Of course, our data model needs to reflect reality. The ways that people can cast a ballot is ever changing and ever evolving. For example, Arizona now has a dual vote center and traditional polling places method of voting for Election Day. Our model supports all the ways that you can cast your ballot:
- Early Voting Locations, as in Louisiana
- Ballot Drop Boxes, like in Oregon or Washington state
- Traditional Election Day Locations
- Election Day Vote Centers, like in Arizona
- Hybrid Voting Systems
Polling Place widgets
We also firmly believe that all politics are local, and we wanted the ability for campaigns to be able to directly benefit from all our work in their own communications. Again, our goal was to make casting a ballot, and therefore finding the polling location, as frictionless as possible. If a voter visited their favorite candidate’s website, they should see their polling place listed.
To handle this use case, the DNC created an embeddable “widget” for IWV’s Polling Place Locator to allow campaigns and state parties to allow their website’s visitors to look up where to vote and customize each widget to their brand.
These widgets were used extensively in Texas and Illinois, in both English and Spanish language versions. Over 300k voters were able to look up their polling place through the 20 embedded IWV widgets on campaign and state party websites.
Not only did we serve voters directly, but the DNC Tech team also provided polling location data to voter protection programs both at the DNC and across the country. It’s important to get a voter to the right polling place, but, we also need to make sure a voter’s rights are defended once they get there.
The DNC’s Voter Protection Hotline alone answered over 7,000 calls leading up to and on Election Day, many of which were polling place lookup questions from those who were unable to access the information themselves. Polling location data is a crucial linchpin for a voter protection application that synchronized the DNC’s HQ operations with on-the-ground poll observers and volunteers.
More states than ever used our data to track and record voting incidents as well as questions from voters. Nearly 15,000 volunteers across 41 states answered Voter Protection Hotline calls, observed voting sites, and provided information about where and how to vote. Our polling location data helped states place those volunteer poll observers at crucial precincts and make sure that they could accurately mark where and when problems at polling places occurred.
We’re excited to continue this work as we believe that it is crucial to protecting the right to vote nationwide. We’re look forward to supporting further special elections like today’s U.S. Senate runoff election in Mississippi, the forthcoming runoff elections in Louisiana on December 8 and in Georgia on December 4.
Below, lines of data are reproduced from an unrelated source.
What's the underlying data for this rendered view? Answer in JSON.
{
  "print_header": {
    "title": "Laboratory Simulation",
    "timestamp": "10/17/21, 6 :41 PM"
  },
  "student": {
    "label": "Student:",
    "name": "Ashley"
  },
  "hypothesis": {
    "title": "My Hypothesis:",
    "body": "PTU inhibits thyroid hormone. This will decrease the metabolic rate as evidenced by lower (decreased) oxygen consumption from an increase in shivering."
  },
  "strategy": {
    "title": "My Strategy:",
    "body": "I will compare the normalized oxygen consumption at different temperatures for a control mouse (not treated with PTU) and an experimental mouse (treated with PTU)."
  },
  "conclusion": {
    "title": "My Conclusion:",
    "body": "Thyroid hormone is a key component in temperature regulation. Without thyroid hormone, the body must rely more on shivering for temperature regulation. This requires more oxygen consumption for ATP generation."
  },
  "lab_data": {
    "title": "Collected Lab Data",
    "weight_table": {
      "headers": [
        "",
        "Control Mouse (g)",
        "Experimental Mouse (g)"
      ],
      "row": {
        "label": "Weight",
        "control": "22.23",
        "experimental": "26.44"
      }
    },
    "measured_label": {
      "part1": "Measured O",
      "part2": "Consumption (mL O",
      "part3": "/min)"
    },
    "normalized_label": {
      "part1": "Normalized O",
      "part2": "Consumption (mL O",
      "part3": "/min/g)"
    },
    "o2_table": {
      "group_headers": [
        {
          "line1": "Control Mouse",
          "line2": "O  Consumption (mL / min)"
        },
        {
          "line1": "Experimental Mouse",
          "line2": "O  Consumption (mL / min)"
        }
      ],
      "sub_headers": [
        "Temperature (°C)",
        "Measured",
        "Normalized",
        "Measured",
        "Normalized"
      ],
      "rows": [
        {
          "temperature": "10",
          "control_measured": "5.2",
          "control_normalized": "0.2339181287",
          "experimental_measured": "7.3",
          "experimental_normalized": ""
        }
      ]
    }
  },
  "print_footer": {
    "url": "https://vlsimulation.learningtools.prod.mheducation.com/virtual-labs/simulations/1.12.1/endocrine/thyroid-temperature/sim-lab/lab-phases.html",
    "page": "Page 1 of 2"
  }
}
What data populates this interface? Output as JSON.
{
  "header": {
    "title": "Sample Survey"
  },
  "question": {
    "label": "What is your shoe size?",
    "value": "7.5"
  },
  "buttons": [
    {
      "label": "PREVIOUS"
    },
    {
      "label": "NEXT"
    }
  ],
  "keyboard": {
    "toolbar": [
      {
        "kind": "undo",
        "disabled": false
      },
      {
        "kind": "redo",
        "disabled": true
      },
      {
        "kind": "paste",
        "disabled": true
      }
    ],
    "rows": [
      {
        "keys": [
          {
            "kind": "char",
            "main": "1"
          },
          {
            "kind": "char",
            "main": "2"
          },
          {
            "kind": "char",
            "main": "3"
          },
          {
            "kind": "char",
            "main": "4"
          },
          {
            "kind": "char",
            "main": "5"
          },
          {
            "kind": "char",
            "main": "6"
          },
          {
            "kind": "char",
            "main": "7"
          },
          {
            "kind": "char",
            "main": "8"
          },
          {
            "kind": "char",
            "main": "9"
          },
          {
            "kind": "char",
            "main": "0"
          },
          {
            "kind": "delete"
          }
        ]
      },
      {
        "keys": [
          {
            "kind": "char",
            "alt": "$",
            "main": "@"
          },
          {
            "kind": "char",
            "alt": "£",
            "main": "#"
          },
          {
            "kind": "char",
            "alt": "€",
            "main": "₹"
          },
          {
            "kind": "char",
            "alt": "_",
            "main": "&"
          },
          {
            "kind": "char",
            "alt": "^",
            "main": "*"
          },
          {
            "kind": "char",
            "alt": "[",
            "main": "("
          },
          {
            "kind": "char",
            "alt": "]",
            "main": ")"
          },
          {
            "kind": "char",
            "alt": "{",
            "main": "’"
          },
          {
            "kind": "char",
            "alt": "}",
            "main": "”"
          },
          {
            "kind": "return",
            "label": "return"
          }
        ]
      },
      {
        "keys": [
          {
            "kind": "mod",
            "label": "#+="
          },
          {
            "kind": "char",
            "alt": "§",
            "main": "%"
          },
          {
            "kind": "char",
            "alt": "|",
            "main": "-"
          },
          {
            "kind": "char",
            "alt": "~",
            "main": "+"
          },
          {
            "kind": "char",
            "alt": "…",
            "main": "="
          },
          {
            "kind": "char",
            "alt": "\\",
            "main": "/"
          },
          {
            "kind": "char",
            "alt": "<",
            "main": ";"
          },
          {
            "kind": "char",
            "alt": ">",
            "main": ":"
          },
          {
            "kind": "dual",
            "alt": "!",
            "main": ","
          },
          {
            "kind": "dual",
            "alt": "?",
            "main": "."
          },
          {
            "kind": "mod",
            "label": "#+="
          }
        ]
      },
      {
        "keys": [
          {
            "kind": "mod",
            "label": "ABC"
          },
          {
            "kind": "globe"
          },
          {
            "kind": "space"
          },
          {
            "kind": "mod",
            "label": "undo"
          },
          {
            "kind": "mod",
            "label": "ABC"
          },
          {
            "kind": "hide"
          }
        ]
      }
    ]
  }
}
Thanks to the contributions of people from the DNC’s Tech, Voter Protection and Mobilization teams: Colin Fleming, CM Lubinski, Kat Atwater, Andrea MacVay, Ariana Hooks, Tessa Simonds, Jose Nunez, Lennon Day-Reynolds, Akiva Leffert, Andrew Callahan, Viola Glenn, and Catherine Tarsney.